It’s sometimes difficult to find a series that my wife and I both enjoy, that we can watch together. But in Re:Zero, I think I may have found one. It hits all the accessibility points for her, and is a series that I would like to watch again as well. I realized I’d forgotten so much while watching episode one, as so many bits and pieces flew by that felt new to me, including a tidbit of some importance: as a half-elf, Emilia is the victim of discrimination.
In the world of Re:Zero, half-elves are regarded with suspicion and treated with prejudice. It’s a feeling among the populace that is deep-rooted and associated with the actions by the Witch of Envy. And so when the tender-hearted Emilia reveals to Subaru for the first time that she is half-elf, she does so cautiously. When Subaru responds to this information with warmth and innocence, she goes full tsundere, pretending that his reaction is terrible when she obviously—and as explained by Puck—feels quite the opposite.
Well, Emilia, I feel ya. As a hapa, I’ve experienced prejudice and still sometimes do. Thankfully, I think these events (the most prominent was once when a group of kids tried to drown me) were so few and I was so supported enough by loving and diverse community that I grew up without fear and with little anger. Still—and this was more common in my childhood than now—I grew up among people that sometimes saw how I looked (full Korean) and decided to levy their racism against Asians upon me. Unlike Emilia, I was discriminated for half of my background.
Nowadays, there’s a more subtle thing happening, and this time it’s because I’m hapa. I’ve been called “the enemy” and other distasteful things both by those that only know me by my name and race and by those that were once close friends. These hurtful assertions, levied now exclusively by Asians of full blood, carry a nationalistic fervor. They complement similar recent assertions involving Crazy Rich Asians where casting was criticized because a mixed-race actor was selected to play a character of full-Chinese descent. Where once I and others felt criticized by non-Asians for not being white enough, I now receive criticism from Asians for not being Asian enough.
I can understand how some in similar situations as me might feel angry. I sometimes feel that, too, but I’m honestly more confused, frustrated, taken aback, shaken. I think I’m more like Emilia, internalizing and thinking about what it all means, and feeling hurt. For me, I struggle with identity as many hapa do—we don’t belong on either “side,” but have to take on the mantle of “white privilege,” for instance, and unraveling that difficult concept when we feel both “too white” and “not white enough.”
So yeah…for both half-elves and hapa haole, it’s complicated.
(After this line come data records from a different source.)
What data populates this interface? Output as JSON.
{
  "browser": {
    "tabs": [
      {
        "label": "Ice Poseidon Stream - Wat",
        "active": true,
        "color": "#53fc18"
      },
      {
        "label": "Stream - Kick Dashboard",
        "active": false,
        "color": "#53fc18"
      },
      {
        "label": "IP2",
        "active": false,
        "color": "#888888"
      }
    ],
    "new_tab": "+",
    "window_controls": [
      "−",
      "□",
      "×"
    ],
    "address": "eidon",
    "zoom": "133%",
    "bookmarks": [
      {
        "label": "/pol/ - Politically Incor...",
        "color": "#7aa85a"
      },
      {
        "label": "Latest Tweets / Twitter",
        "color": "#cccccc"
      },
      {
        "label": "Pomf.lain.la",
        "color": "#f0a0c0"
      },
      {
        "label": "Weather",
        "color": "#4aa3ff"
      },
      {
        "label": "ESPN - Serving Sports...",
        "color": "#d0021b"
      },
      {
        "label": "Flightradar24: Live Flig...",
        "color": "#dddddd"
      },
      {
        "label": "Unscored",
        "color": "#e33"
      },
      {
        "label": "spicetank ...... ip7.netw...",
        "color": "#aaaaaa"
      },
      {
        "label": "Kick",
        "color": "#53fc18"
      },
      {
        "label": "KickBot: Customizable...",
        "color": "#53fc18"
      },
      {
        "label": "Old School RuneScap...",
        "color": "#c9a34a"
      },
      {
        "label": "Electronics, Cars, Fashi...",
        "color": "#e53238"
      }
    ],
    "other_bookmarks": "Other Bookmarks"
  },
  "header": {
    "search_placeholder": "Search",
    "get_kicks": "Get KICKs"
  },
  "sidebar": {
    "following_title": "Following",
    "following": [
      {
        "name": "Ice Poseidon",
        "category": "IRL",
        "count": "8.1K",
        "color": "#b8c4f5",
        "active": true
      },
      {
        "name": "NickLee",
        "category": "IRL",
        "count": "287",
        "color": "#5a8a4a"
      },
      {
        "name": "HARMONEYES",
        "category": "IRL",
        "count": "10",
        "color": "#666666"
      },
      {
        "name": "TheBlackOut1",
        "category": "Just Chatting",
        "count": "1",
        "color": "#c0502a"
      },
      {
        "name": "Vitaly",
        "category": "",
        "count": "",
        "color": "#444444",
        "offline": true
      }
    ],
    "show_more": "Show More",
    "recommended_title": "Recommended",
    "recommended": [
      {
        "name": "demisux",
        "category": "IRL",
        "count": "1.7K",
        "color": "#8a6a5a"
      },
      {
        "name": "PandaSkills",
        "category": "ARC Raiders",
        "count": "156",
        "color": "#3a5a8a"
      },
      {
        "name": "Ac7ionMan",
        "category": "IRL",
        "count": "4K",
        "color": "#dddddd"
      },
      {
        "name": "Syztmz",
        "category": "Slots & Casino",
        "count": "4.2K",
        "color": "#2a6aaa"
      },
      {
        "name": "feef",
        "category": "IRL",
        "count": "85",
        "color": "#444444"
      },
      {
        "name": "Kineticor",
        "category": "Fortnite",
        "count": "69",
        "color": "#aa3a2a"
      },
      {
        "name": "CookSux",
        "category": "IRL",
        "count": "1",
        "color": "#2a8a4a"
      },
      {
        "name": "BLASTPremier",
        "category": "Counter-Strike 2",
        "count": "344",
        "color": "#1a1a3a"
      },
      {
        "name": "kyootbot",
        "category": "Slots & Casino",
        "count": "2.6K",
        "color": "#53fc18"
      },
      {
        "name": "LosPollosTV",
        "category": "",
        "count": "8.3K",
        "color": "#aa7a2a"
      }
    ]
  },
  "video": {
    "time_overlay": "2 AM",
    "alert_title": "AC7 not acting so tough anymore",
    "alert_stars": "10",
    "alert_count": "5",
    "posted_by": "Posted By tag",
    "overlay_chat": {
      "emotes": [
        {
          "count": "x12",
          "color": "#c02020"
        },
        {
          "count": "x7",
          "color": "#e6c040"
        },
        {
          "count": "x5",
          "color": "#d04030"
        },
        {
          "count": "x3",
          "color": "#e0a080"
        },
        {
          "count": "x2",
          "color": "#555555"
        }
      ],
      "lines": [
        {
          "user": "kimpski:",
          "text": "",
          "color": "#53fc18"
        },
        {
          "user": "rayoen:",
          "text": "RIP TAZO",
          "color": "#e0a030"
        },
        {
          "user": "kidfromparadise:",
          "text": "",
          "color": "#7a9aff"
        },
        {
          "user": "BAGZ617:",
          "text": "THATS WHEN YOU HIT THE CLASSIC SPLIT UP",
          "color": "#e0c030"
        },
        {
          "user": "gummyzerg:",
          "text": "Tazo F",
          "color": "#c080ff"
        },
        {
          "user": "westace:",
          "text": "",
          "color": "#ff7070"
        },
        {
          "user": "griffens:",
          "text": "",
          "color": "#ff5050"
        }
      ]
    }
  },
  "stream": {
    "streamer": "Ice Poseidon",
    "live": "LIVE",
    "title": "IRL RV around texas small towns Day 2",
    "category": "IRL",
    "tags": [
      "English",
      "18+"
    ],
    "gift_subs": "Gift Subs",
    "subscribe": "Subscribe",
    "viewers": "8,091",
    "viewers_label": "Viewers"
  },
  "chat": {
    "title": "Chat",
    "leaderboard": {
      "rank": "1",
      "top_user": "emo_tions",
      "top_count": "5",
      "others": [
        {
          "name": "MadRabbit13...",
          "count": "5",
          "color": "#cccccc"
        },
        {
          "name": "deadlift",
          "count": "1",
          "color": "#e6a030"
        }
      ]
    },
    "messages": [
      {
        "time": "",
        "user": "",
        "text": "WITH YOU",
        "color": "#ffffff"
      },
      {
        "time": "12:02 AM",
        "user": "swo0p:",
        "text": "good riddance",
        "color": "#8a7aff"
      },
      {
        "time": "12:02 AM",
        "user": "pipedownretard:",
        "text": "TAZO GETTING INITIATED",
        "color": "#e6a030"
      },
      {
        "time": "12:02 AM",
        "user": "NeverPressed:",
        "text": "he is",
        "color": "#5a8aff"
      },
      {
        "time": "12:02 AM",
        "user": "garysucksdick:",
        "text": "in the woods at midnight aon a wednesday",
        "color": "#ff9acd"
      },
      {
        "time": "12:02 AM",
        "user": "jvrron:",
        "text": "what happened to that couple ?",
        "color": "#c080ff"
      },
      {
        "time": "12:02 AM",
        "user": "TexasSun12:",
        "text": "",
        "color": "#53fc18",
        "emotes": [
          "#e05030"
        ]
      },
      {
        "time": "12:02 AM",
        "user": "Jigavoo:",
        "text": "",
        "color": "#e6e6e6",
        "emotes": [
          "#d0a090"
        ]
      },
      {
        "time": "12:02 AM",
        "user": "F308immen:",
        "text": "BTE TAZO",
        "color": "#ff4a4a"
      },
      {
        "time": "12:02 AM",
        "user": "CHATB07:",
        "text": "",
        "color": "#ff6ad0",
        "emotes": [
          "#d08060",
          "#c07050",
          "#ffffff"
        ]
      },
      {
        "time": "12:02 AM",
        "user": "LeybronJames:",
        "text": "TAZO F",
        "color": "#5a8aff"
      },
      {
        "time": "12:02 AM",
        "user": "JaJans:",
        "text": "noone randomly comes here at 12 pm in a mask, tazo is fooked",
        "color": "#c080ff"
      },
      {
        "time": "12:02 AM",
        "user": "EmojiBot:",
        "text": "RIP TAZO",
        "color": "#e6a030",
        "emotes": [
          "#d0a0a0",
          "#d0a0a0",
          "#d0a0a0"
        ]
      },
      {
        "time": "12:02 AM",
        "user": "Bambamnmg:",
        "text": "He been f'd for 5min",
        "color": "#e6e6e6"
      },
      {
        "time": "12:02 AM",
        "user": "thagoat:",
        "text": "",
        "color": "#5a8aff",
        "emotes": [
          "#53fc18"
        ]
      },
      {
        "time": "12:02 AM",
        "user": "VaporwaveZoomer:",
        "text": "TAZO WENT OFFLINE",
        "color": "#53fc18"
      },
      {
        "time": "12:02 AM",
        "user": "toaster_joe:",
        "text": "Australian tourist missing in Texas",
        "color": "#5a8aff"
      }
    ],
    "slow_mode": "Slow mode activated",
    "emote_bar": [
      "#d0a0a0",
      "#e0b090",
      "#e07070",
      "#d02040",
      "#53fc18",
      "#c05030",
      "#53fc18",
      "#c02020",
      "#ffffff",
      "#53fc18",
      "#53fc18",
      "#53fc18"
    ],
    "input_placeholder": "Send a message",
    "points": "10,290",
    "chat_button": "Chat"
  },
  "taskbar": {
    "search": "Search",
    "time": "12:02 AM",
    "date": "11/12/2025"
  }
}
But Subaru’s reaction is decidedly not complicated, and I like it. For all his, ahem, challenges, Subaru reacts in the way I know I want others to—with kindness and curiosity. I think that’s a lot to expect out of society. In fact, it’s a lot to expect out of just you and me. But that’s where it has to start, with humbleness and love. As we see each other without so many layers of expectations and prejudices, we start to realize that we’re all wonderfully made, as well as all doers of evil. And if that doesn’t level the playing field and make us feel as equals, nothing will.
featured art by novelance | reprinted w/permission